» WHAT YOU ARE ASKED TO DO
Where a line of the records contains the word "initials", show that line.
== AVAILABLE DATA
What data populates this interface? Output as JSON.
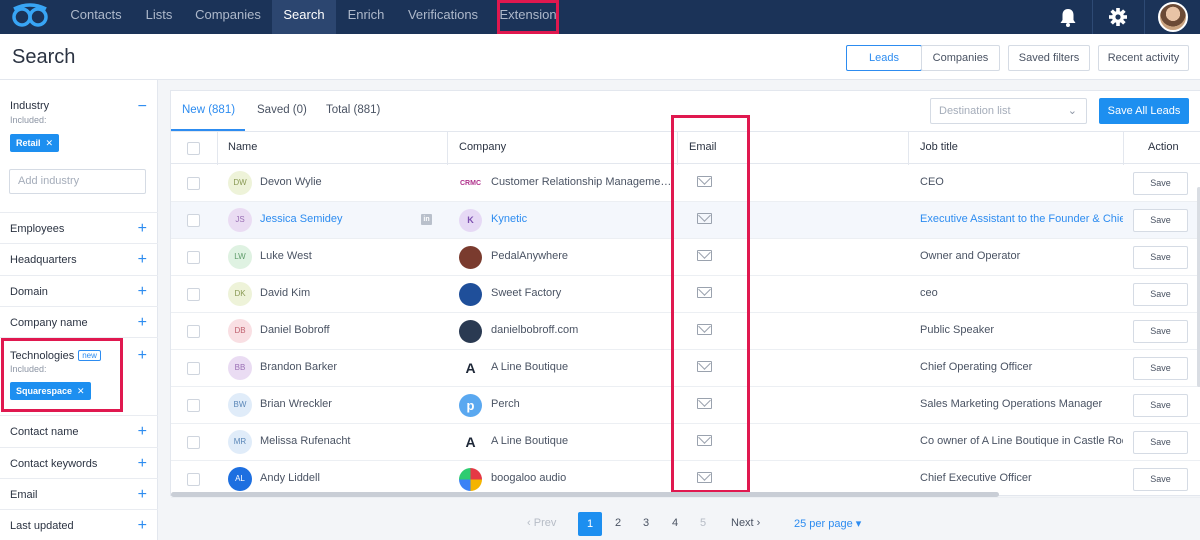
{
  "nav": {
    "items": [
      {
        "label": "Contacts"
      },
      {
        "label": "Lists"
      },
      {
        "label": "Companies"
      },
      {
        "label": "Search"
      },
      {
        "label": "Enrich"
      },
      {
        "label": "Verifications"
      },
      {
        "label": "Extension"
      }
    ],
    "active": "Search",
    "accent": "#1b3358"
  },
  "header": {
    "title": "Search",
    "toggle": {
      "leads": "Leads",
      "companies": "Companies"
    },
    "saved_filters": "Saved filters",
    "recent_activity": "Recent activity"
  },
  "sidebar": {
    "industry": {
      "label": "Industry",
      "sub": "Included:",
      "chip": "Retail",
      "placeholder": "Add industry",
      "collapse_icon": "−"
    },
    "filters": [
      {
        "label": "Employees",
        "icon": "+"
      },
      {
        "label": "Headquarters",
        "icon": "+"
      },
      {
        "label": "Domain",
        "icon": "+"
      },
      {
        "label": "Company name",
        "icon": "+"
      }
    ],
    "technologies": {
      "label": "Technologies",
      "badge": "new",
      "sub": "Included:",
      "chip": "Squarespace",
      "icon": "+"
    },
    "filters2": [
      {
        "label": "Contact name",
        "icon": "+"
      },
      {
        "label": "Contact keywords",
        "icon": "+"
      },
      {
        "label": "Email",
        "icon": "+"
      },
      {
        "label": "Last updated",
        "icon": "+"
      }
    ]
  },
  "tabs": [
    {
      "label": "New (881)"
    },
    {
      "label": "Saved (0)"
    },
    {
      "label": "Total (881)"
    }
  ],
  "destination": {
    "placeholder": "Destination list"
  },
  "save_all": "Save All Leads",
  "table": {
    "columns": {
      "name": "Name",
      "company": "Company",
      "email": "Email",
      "job": "Job title",
      "action": "Action"
    },
    "save_label": "Save",
    "rows": [
      {
        "initials": "DW",
        "name": "Devon Wylie",
        "company": "Customer Relationship Management Consultants",
        "logo": "CRMC",
        "job": "CEO",
        "avatar_bg": "#eef3d9",
        "avatar_fg": "#8a9a55"
      },
      {
        "initials": "JS",
        "name": "Jessica Semidey",
        "company": "Kynetic",
        "logo": "K",
        "job": "Executive Assistant to the Founder & Chief",
        "avatar_bg": "#eadcf3",
        "avatar_fg": "#9a6fb5"
      },
      {
        "initials": "LW",
        "name": "Luke West",
        "company": "PedalAnywhere",
        "logo": "",
        "job": "Owner and Operator",
        "avatar_bg": "#dff2e2",
        "avatar_fg": "#5f9c6a"
      },
      {
        "initials": "DK",
        "name": "David Kim",
        "company": "Sweet Factory",
        "logo": "",
        "job": "ceo",
        "avatar_bg": "#eef3d9",
        "avatar_fg": "#8a9a55"
      },
      {
        "initials": "DB",
        "name": "Daniel Bobroff",
        "company": "danielbobroff.com",
        "logo": "",
        "job": "Public Speaker",
        "avatar_bg": "#f9dfe3",
        "avatar_fg": "#c0616f"
      },
      {
        "initials": "BB",
        "name": "Brandon Barker",
        "company": "A Line Boutique",
        "logo": "A",
        "job": "Chief Operating Officer",
        "avatar_bg": "#eadcf3",
        "avatar_fg": "#9a6fb5"
      },
      {
        "initials": "BW",
        "name": "Brian Wreckler",
        "company": "Perch",
        "logo": "p",
        "job": "Sales Marketing Operations Manager",
        "avatar_bg": "#e0ecf9",
        "avatar_fg": "#5b87b8"
      },
      {
        "initials": "MR",
        "name": "Melissa Rufenacht",
        "company": "A Line Boutique",
        "logo": "A",
        "job": "Co owner of A Line Boutique in Castle Rock",
        "avatar_bg": "#e0ecf9",
        "avatar_fg": "#5b87b8"
      },
      {
        "initials": "AL",
        "name": "Andy Liddell",
        "company": "boogaloo audio",
        "logo": "",
        "job": "Chief Executive Officer",
        "avatar_bg": "#1d6fe0",
        "avatar_fg": "#ffffff"
      }
    ]
  },
  "pagination": {
    "prev": "Prev",
    "pages": [
      "1",
      "2",
      "3",
      "4",
      "5"
    ],
    "next": "Next",
    "per_page": "25 per page"
  }
}
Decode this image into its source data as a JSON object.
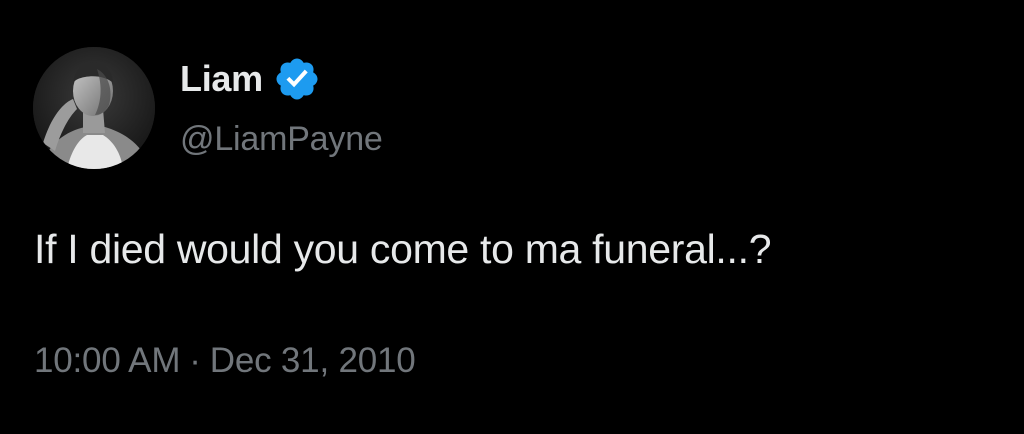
{
  "author": {
    "display_name": "Liam",
    "handle": "@LiamPayne",
    "verified_icon": "verified-badge-icon",
    "verified_color": "#1d9bf0"
  },
  "tweet": {
    "text": "If I died would you come to ma funeral...?",
    "time": "10:00 AM",
    "separator": "·",
    "date": "Dec 31, 2010"
  },
  "colors": {
    "background": "#000000",
    "primary_text": "#e7e9ea",
    "secondary_text": "#71767b"
  }
}
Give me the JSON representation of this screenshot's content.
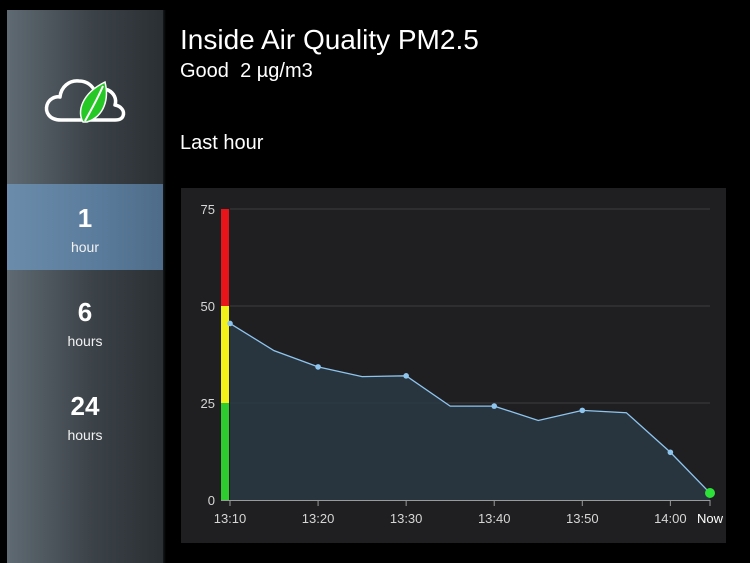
{
  "header": {
    "title": "Inside Air Quality PM2.5",
    "status": "Good",
    "value": "2 µg/m3"
  },
  "period_label": "Last hour",
  "sidebar": {
    "logo_icon": "cloud-leaf-icon",
    "ranges": [
      {
        "num": "1",
        "unit": "hour",
        "active": true
      },
      {
        "num": "6",
        "unit": "hours",
        "active": false
      },
      {
        "num": "24",
        "unit": "hours",
        "active": false
      }
    ]
  },
  "colors": {
    "accent_line": "#8ec5ef",
    "band_red": "#e8141a",
    "band_yellow": "#f2f21a",
    "band_green": "#2ecc2e",
    "current_point": "#2ee03a",
    "active_tab": "#5f809f"
  },
  "chart_data": {
    "type": "area",
    "y_ticks": [
      "75",
      "50",
      "25",
      "0"
    ],
    "ylim": [
      0,
      75
    ],
    "x_tick_labels": [
      "13:10",
      "13:20",
      "13:30",
      "13:40",
      "13:50",
      "14:00",
      "Now"
    ],
    "x_ticks": [
      0,
      10,
      20,
      30,
      40,
      50,
      54.5
    ],
    "xlim": [
      0,
      54.5
    ],
    "grid": true,
    "bands": [
      {
        "from": 0,
        "to": 25,
        "color": "green"
      },
      {
        "from": 25,
        "to": 50,
        "color": "yellow"
      },
      {
        "from": 50,
        "to": 75,
        "color": "red"
      }
    ],
    "series": [
      {
        "x": [
          0,
          5,
          10,
          15,
          20,
          25,
          30,
          35,
          40,
          45,
          50,
          54.5
        ],
        "values": [
          45.5,
          38.5,
          34.3,
          31.8,
          32.0,
          24.2,
          24.2,
          20.5,
          23.1,
          22.5,
          12.3,
          1.8
        ]
      }
    ],
    "marked_points": [
      0,
      2,
      4,
      6,
      8,
      10
    ],
    "current_index": 11
  }
}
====
» FINAL ANSWER
        "initials": "DW",
        "initials": "JS",
        "initials": "LW",
        "initials": "DK",
        "initials": "DB",
        "initials": "BB",
        "initials": "BW",
        "initials": "MR",
        "initials": "AL",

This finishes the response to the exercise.